I’ve been doing this for so long that technology has made a difference – no more dictating to copy-takers from a public phone in a crowded, loud bar.
And, of course, social media is growing in activity and importance all the time.
Also, to make all this viable, you need to have more than one dependable regular client – the more the merrier. The days of specialists like me working for just one title or outlet and being financially supported to attend major events are long gone.
How do you see your job evolving?
For the likes of the WCF and the RCCC, providing the type of material I produce is really effective in linking them to the various ‘tribes’ interested in their sport (associations, players, members, clubs, officials, families and others generally interested in the sport or activity), but it is a Pandora’s box. Do it one time and you can’t go back. Under these circumstances, the best way forward is on-going improvement of the product/service on offer. All this means that, while, for me, newspaper work is declining, the more specialised work is increasing.
Also, for curling, I see much more happening in the Orient. Curling is really growing in China, Korea and Japan (they are all playing in these Olympic Games), and I can see more events taking place there than in Europe.
What gives you the most job satisfaction?
If you’re a sports-nut like me, it’s great to bear witness to great sporting drama and achievements. (I don’t attend too many Scottish football games). I remember watching Steve Redgrave win his fifth Olympic gold in Sydney and thinking, “you better get this report right, because there are a million people back home who want to be where you are”.

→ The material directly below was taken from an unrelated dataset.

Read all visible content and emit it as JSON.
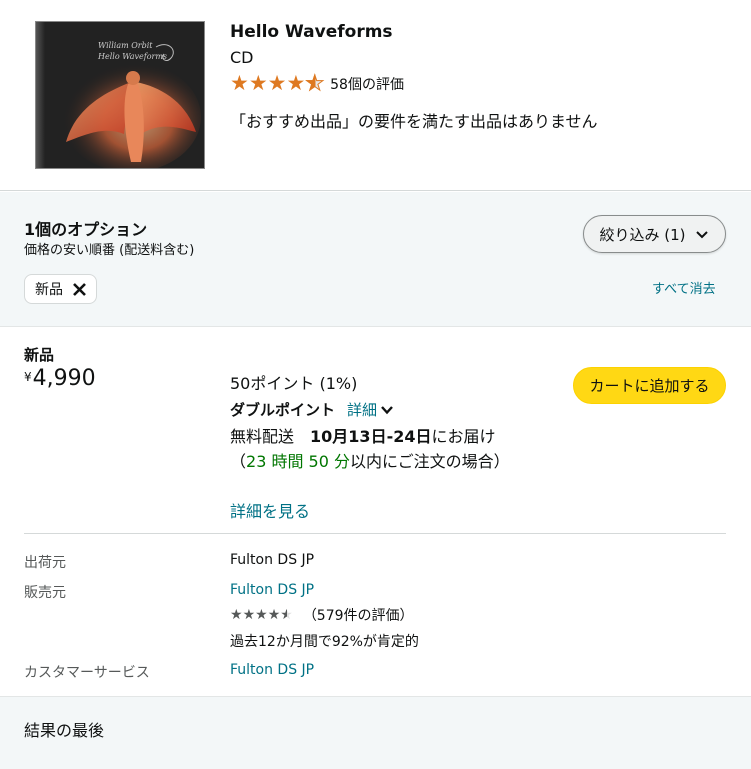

I’ve been very lucky to get where I am, but part of the fun is working with a close-knit group of fellow-travellers (literally) that include Scots such as specialist photographer Richard Gray, Danny Parker (ex-Scotsman sport), Alison Walker (ex-BBC), Sarah Floate (ex-Scottish Institute of Sport), Joanna Kelly (ex-Euronews) and young ‘whippersnappers’, Logan Gray and Kenny Edwards.
By the way, as Olympic Games go, this has been pretty special. I’m sure the venues look spectacular on TV, particularly at night, and the ever-changing coloured roof-light displays of the Bolshoi ice hockey arena make the new Hydro Arena in Glasgow look ordinary.